The Bin 46 rules are these: Love people. Love wine. Love food. And the execution strategy is this: Be kind. Be different. Be unpretentious. I think they deliver.
Price check: At happy hour, $3 for a street taco to $14 for a sizable portion of PEI mussels.
Top Nordic chef’s dramatic cuisine switch to North Africa & the Middle East.
Sumac Grill + Drinks is a new restaurant in Reykjavik specializing in Lebanese and Moroccan cuisine. That’s kind of a gee-whiz piece of news, but what makes it really remarkable is that it is the brainchild of Þráinn Freyr Vigfússon, one of Iceland’s star chefs. He is former head chef of the highly regarded Lava Restaurant at the Blue Lagoon restaurant and coach of the national Icelandic cooking team.
This is quite a departure for Vigfússon, who is known as a pioneer of New Nordic cuisine with really sterling creds — Iceland Chef of the Year (2007); One World Culinary Chef Competition, gold medal (2008); Nordic Chef of the Year, silver medal (2009); World Culinary Cup, two gold medals (2014). He and culinary partner and head chef Hafsteinn Ólafsson, Þráinn curated a savory menu that brings together Icelandic traditions and the exotic flare from the coastline of North Africa and the Middle East. What an interesting mix — and I report it here because I am very fond of Iceland.
Sumac Grill + Drinks brings a new flavor to the Reykjavik restaurant scene. Related Lebanese and Moroccan cuisine are characterized by fried foods with exotic spices, yogurt sauce, marinated eggs, eggplant, hummus, pomegranates and more.
The name of the restaurant comes from the berry, Sumac, which when left out in the sun to dry, can be used as a fragrant spice that adds a “clean astringency and citrus tang to the dish.” Sumac’s bar also includes an extensive wine and cocktail list, naturally including drinks featuring Reyka Vodka, Iceland’s award-winning vodka brand. Click here for the menu.
The restaurant is located at Laugavegur 28 in downtown Reykjavik.

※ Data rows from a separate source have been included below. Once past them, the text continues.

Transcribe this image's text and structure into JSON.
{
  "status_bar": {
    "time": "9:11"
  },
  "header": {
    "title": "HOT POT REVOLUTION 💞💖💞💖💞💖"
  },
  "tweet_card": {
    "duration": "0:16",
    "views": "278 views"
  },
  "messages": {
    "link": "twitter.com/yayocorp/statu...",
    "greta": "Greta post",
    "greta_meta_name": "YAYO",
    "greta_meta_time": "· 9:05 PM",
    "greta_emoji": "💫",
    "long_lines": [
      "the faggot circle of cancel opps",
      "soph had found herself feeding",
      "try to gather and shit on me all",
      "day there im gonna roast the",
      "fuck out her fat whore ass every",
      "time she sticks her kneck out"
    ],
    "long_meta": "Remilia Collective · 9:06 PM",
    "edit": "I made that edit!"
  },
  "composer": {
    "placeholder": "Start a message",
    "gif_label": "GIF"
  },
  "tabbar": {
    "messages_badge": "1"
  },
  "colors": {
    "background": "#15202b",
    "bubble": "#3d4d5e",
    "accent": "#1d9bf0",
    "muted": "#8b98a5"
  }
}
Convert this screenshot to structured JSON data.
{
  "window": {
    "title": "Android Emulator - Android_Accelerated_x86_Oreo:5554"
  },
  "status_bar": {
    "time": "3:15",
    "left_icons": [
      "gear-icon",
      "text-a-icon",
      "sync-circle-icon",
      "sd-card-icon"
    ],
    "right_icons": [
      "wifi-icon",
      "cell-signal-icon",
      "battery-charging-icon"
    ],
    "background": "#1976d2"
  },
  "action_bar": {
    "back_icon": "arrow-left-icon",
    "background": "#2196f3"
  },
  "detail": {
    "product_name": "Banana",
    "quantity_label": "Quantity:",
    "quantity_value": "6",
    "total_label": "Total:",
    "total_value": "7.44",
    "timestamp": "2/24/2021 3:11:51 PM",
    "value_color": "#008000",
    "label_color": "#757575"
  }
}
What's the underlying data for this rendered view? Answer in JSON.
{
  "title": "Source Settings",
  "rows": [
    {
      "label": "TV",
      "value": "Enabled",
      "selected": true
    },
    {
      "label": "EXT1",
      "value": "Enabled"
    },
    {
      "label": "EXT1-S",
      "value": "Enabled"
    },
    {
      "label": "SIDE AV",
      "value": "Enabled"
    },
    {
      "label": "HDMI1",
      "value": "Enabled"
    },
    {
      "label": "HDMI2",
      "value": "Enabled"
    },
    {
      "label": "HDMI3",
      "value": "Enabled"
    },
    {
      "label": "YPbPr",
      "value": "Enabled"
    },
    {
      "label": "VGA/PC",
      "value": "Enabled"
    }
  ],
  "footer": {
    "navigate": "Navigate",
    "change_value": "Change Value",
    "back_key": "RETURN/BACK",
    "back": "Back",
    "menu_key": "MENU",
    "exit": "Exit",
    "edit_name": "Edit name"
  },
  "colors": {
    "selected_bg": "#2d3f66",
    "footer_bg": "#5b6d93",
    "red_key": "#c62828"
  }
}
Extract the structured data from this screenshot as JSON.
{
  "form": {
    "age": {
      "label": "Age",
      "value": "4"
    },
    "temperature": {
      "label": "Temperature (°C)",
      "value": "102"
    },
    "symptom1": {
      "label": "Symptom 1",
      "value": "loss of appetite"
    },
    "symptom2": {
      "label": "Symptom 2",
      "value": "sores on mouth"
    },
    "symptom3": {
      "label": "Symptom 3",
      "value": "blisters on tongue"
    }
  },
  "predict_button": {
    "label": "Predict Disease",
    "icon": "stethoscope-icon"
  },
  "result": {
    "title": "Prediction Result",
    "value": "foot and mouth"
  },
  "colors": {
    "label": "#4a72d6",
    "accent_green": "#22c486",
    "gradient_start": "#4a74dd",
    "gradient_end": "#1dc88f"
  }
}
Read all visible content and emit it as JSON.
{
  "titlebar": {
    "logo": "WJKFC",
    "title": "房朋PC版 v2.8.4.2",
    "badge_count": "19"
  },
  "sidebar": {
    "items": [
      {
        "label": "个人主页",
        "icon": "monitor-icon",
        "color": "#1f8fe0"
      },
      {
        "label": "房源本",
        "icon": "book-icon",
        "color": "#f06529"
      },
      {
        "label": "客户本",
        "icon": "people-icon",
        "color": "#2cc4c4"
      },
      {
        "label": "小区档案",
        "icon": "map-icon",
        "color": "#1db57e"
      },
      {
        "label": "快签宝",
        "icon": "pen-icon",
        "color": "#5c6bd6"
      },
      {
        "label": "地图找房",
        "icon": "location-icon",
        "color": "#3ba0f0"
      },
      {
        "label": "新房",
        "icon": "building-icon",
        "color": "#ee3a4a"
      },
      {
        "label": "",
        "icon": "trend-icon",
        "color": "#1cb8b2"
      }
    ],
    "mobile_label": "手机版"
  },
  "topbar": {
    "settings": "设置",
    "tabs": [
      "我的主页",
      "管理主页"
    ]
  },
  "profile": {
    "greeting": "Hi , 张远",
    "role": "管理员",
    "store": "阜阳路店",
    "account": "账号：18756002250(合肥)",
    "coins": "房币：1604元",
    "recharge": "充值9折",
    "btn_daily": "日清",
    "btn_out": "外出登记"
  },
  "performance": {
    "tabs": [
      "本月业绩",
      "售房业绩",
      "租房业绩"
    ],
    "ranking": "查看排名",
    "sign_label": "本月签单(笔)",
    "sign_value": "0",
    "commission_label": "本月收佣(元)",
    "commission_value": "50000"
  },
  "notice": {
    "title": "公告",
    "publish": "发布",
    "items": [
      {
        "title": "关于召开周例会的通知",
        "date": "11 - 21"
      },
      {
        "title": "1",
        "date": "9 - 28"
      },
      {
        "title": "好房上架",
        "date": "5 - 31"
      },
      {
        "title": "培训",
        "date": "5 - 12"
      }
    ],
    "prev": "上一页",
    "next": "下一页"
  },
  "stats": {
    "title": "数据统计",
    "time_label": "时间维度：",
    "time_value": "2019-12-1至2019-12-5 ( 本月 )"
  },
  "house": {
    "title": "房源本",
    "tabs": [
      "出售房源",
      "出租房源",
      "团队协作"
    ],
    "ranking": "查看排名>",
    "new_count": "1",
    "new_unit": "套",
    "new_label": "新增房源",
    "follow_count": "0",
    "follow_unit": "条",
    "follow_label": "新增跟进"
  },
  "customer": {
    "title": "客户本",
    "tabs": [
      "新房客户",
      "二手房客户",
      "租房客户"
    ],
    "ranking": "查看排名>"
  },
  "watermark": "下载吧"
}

Claire Walter's Colorado-oriented but not Colorado-exclusive blog about restaurants, food and wine events, recipes and related news. For address of any restaurant, click on the Zomato icon at the end of the post.